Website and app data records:

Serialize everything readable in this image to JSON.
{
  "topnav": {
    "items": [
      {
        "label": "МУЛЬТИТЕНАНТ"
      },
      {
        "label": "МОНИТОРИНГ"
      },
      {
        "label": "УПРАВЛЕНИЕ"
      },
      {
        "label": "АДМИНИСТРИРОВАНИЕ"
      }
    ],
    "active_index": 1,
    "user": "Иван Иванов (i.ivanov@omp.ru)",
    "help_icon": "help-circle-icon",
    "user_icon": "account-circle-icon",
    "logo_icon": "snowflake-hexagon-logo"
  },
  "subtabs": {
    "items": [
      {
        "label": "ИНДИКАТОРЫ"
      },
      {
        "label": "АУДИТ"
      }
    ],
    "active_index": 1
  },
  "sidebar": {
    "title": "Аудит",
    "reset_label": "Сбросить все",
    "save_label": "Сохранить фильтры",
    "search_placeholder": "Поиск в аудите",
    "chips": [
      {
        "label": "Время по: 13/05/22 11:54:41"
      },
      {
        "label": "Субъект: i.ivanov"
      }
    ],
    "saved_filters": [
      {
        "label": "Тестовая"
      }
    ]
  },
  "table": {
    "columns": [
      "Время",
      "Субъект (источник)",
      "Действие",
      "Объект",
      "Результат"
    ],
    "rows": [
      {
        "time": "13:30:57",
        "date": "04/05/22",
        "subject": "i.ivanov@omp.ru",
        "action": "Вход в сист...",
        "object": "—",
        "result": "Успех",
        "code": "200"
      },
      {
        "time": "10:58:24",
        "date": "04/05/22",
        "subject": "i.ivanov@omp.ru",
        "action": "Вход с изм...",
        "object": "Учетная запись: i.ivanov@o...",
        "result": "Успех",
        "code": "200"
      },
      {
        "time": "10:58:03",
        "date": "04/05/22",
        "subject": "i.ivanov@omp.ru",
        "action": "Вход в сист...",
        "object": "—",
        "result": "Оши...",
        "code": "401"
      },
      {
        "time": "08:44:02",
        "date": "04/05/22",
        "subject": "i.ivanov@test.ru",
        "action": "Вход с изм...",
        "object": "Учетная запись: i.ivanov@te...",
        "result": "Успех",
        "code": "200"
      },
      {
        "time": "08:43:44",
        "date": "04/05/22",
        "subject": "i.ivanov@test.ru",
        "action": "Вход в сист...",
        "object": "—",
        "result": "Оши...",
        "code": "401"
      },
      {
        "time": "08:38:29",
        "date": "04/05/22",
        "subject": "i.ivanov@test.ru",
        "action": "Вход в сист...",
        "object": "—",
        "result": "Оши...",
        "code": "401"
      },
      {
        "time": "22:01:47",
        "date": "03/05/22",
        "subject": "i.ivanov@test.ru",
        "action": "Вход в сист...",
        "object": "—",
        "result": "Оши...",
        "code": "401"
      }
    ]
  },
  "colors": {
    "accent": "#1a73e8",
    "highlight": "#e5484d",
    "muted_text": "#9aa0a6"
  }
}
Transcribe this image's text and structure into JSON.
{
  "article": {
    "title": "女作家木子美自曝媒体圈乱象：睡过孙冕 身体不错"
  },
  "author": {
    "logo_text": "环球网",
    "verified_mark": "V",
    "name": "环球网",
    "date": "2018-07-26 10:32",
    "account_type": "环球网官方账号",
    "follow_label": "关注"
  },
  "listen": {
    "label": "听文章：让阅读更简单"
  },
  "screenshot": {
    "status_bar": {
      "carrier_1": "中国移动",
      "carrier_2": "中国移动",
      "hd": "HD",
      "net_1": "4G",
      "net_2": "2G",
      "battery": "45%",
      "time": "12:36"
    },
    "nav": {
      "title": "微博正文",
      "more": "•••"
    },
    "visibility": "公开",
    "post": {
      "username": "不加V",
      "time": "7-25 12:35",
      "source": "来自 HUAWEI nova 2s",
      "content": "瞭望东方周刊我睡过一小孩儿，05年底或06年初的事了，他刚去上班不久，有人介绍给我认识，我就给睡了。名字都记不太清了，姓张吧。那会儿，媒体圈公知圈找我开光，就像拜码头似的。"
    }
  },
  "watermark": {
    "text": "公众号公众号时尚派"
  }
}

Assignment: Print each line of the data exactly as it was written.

Answer to this problem:
Serialize everything readable in this image to JSON.
{
  "topnav": {
    "items": [
      {
        "label": "МУЛЬТИТЕНАНТ"
      },
      {
        "label": "МОНИТОРИНГ"
      },
      {
        "label": "УПРАВЛЕНИЕ"
      },
      {
        "label": "АДМИНИСТРИРОВАНИЕ"
      }
    ],
    "active_index": 1,
    "user": "Иван Иванов (i.ivanov@omp.ru)",
    "help_icon": "help-circle-icon",
    "user_icon": "account-circle-icon",
    "logo_icon": "snowflake-hexagon-logo"
  },
  "subtabs": {
    "items": [
      {
        "label": "ИНДИКАТОРЫ"
      },
      {
        "label": "АУДИТ"
      }
    ],
    "active_index": 1
  },
  "sidebar": {
    "title": "Аудит",
    "reset_label": "Сбросить все",
    "save_label": "Сохранить фильтры",
    "search_placeholder": "Поиск в аудите",
    "chips": [
      {
        "label": "Время по: 13/05/22 11:54:41"
      },
      {
        "label": "Субъект: i.ivanov"
      }
    ],
    "saved_filters": [
      {
        "label": "Тестовая"
      }
    ]
  },
  "table": {
    "columns": [
      "Время",
      "Субъект (источник)",
      "Действие",
      "Объект",
      "Результат"
    ],
    "rows": [
      {
        "time": "13:30:57",
        "date": "04/05/22",
        "subject": "i.ivanov@omp.ru",
        "action": "Вход в сист...",
        "object": "—",
        "result": "Успех",
        "code": "200"
      },
      {
        "time": "10:58:24",
        "date": "04/05/22",
        "subject": "i.ivanov@omp.ru",
        "action": "Вход с изм...",
        "object": "Учетная запись: i.ivanov@o...",
        "result": "Успех",
        "code": "200"
      },
      {
        "time": "10:58:03",
        "date": "04/05/22",
        "subject": "i.ivanov@omp.ru",
        "action": "Вход в сист...",
        "object": "—",
        "result": "Оши...",
        "code": "401"
      },
      {
        "time": "08:44:02",
        "date": "04/05/22",
        "subject": "i.ivanov@test.ru",
        "action": "Вход с изм...",
        "object": "Учетная запись: i.ivanov@te...",
        "result": "Успех",
        "code": "200"
      },
      {
        "time": "08:43:44",
        "date": "04/05/22",
        "subject": "i.ivanov@test.ru",
        "action": "Вход в сист...",
        "object": "—",
        "result": "Оши...",
        "code": "401"
      },
      {
        "time": "08:38:29",
        "date": "04/05/22",
        "subject": "i.ivanov@test.ru",
        "action": "Вход в сист...",
        "object": "—",
        "result": "Оши...",
        "code": "401"
      },
      {
        "time": "22:01:47",
        "date": "03/05/22",
        "subject": "i.ivanov@test.ru",
        "action": "Вход в сист...",
        "object": "—",
        "result": "Оши...",
        "code": "401"
      }
    ]
  },
  "colors": {
    "accent": "#1a73e8",
    "highlight": "#e5484d",
    "muted_text": "#9aa0a6"
  }
}
Transcribe this image's text and structure into JSON.
{
  "article": {
    "title": "女作家木子美自曝媒体圈乱象：睡过孙冕 身体不错"
  },
  "author": {
    "logo_text": "环球网",
    "verified_mark": "V",
    "name": "环球网",
    "date": "2018-07-26 10:32",
    "account_type": "环球网官方账号",
    "follow_label": "关注"
  },
  "listen": {
    "label": "听文章：让阅读更简单"
  },
  "screenshot": {
    "status_bar": {
      "carrier_1": "中国移动",
      "carrier_2": "中国移动",
      "hd": "HD",
      "net_1": "4G",
      "net_2": "2G",
      "battery": "45%",
      "time": "12:36"
    },
    "nav": {
      "title": "微博正文",
      "more": "•••"
    },
    "visibility": "公开",
    "post": {
      "username": "不加V",
      "time": "7-25 12:35",
      "source": "来自 HUAWEI nova 2s",
      "content": "瞭望东方周刊我睡过一小孩儿，05年底或06年初的事了，他刚去上班不久，有人介绍给我认识，我就给睡了。名字都记不太清了，姓张吧。那会儿，媒体圈公知圈找我开光，就像拜码头似的。"
    }
  },
  "watermark": {
    "text": "公众号公众号时尚派"
  }
}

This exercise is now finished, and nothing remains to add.